### WHAT YOU ARE ASKED TO DO
Your answer should be one number, the count of lines in the records that carry the string "dress".

** TASK DATA follows **

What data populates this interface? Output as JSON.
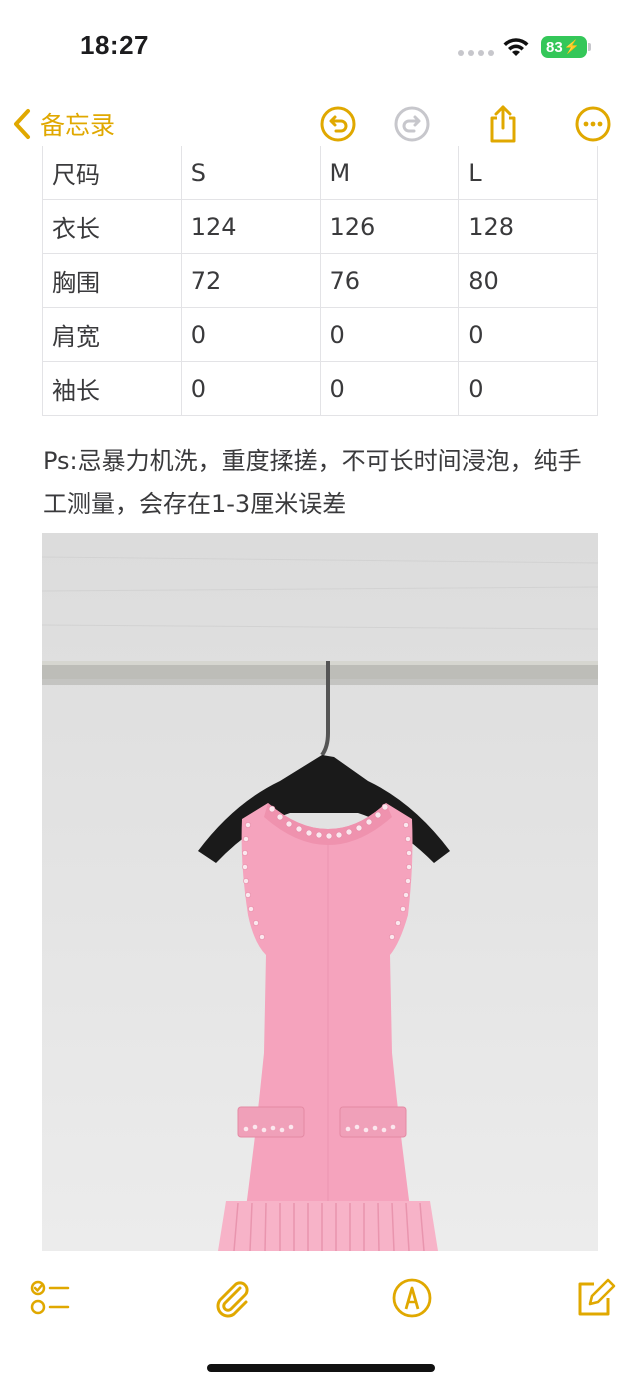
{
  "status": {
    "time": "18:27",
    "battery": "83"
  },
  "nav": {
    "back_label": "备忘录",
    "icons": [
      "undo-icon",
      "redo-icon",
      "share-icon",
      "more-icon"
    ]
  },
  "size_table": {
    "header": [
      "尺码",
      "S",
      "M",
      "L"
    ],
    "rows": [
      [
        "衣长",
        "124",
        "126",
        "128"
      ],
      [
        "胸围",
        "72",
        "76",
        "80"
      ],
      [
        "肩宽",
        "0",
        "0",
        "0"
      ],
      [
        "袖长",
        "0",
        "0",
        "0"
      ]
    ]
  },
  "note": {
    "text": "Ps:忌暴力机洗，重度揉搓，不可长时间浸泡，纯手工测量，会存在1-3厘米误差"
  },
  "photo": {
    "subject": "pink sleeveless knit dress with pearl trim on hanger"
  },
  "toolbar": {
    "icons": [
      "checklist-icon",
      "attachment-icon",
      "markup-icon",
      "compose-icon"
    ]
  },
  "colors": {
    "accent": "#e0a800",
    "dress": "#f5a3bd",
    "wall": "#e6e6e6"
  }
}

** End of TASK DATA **

### RESPONSE AREA
2